Excerpts from an interface dataset:
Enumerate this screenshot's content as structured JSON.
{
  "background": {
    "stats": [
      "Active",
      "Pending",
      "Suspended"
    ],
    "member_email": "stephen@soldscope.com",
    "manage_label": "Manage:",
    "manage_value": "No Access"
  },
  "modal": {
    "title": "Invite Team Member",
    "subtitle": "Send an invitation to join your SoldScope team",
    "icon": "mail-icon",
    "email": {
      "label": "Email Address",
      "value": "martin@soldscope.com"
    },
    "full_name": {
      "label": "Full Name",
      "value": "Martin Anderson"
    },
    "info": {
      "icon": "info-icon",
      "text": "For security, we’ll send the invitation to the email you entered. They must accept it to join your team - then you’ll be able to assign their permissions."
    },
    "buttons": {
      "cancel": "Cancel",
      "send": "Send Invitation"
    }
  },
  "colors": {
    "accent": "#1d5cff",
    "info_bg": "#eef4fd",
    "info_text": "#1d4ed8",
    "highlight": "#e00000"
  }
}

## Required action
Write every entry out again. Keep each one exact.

## Final answer
Enumerate this screenshot's content as structured JSON.
{
  "background": {
    "stats": [
      "Active",
      "Pending",
      "Suspended"
    ],
    "member_email": "stephen@soldscope.com",
    "manage_label": "Manage:",
    "manage_value": "No Access"
  },
  "modal": {
    "title": "Invite Team Member",
    "subtitle": "Send an invitation to join your SoldScope team",
    "icon": "mail-icon",
    "email": {
      "label": "Email Address",
      "value": "martin@soldscope.com"
    },
    "full_name": {
      "label": "Full Name",
      "value": "Martin Anderson"
    },
    "info": {
      "icon": "info-icon",
      "text": "For security, we’ll send the invitation to the email you entered. They must accept it to join your team - then you’ll be able to assign their permissions."
    },
    "buttons": {
      "cancel": "Cancel",
      "send": "Send Invitation"
    }
  },
  "colors": {
    "accent": "#1d5cff",
    "info_bg": "#eef4fd",
    "info_text": "#1d4ed8",
    "highlight": "#e00000"
  }
}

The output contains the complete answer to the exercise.